■ **Task**: Your answer should consist of the lines in the data below that contain "title".

[Component data from apps and pages]
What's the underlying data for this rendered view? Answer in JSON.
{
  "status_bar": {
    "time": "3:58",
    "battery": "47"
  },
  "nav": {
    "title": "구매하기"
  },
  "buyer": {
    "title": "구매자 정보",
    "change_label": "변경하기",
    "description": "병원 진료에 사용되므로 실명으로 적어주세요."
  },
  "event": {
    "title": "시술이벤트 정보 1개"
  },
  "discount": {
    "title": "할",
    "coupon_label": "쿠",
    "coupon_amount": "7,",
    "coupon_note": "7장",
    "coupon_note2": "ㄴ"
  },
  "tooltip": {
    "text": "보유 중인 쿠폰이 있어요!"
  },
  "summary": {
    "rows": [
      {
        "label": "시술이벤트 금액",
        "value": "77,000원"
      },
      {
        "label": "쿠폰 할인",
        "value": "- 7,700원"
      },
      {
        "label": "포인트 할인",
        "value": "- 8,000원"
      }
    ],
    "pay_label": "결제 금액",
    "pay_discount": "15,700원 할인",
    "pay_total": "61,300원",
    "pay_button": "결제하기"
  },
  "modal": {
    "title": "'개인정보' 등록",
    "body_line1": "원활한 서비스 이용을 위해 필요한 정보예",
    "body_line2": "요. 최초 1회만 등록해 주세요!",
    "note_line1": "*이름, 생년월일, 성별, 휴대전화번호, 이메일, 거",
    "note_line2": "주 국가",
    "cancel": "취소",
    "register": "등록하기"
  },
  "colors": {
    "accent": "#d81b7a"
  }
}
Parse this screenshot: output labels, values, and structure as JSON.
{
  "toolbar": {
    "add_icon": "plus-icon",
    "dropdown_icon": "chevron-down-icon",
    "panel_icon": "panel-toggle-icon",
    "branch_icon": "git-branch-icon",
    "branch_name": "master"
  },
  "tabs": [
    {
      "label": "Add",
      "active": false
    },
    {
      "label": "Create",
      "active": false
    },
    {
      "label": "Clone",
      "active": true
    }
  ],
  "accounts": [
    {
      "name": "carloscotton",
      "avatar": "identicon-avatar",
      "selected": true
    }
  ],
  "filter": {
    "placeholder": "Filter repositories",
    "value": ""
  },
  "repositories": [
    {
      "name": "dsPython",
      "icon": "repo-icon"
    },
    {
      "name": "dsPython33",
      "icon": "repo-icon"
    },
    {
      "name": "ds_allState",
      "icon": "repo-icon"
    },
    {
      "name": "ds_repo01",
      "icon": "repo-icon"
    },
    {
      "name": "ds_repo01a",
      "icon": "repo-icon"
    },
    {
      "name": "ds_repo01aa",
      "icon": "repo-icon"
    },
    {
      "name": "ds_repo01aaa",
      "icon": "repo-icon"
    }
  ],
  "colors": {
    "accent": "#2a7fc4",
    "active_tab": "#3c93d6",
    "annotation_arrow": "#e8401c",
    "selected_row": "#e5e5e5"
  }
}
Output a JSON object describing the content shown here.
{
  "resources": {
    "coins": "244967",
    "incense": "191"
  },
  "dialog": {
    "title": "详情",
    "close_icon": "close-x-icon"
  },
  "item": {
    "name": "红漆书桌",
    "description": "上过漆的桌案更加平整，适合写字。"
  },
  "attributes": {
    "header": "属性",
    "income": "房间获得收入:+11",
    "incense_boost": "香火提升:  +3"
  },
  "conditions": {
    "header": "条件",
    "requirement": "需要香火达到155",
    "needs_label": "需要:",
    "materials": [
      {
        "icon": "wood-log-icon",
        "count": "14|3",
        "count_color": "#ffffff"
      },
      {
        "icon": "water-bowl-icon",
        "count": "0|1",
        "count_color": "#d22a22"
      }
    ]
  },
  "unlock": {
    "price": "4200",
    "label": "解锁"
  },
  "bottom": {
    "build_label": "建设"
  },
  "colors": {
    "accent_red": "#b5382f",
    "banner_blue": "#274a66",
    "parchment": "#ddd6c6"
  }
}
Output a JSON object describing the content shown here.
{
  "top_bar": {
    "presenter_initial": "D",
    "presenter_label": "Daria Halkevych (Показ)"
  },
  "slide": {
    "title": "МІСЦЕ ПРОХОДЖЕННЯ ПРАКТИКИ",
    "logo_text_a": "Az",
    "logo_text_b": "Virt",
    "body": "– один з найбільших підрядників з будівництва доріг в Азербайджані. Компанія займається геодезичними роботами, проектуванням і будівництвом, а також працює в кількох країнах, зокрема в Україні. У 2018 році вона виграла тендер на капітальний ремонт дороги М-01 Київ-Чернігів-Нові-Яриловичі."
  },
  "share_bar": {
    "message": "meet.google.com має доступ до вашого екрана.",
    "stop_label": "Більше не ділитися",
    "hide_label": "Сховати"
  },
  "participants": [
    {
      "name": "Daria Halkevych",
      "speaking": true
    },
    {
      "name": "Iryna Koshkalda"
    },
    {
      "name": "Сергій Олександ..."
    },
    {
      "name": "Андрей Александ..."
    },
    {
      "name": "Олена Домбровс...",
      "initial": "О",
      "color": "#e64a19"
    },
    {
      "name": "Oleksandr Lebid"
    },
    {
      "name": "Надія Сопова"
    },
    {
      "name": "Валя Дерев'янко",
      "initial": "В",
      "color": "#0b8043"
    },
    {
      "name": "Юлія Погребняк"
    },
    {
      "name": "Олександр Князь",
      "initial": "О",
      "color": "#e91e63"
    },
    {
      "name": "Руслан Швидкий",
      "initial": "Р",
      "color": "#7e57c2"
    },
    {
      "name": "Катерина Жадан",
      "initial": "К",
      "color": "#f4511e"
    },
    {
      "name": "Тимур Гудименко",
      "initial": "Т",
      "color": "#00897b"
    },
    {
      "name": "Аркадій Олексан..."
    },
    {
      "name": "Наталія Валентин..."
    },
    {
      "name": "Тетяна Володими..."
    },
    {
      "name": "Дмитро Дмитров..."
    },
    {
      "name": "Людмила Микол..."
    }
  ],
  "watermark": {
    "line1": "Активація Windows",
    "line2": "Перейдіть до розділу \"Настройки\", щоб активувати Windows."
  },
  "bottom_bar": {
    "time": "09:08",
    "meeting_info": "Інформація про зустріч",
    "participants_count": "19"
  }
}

■ **Task output**:
    "title": "구매하기"
    "title": "구매자 정보",
    "title": "시술이벤트 정보 1개"
    "title": "할",
    "title": "'개인정보' 등록",
    "title": "详情",
    "title": "МІСЦЕ ПРОХОДЖЕННЯ ПРАКТИКИ",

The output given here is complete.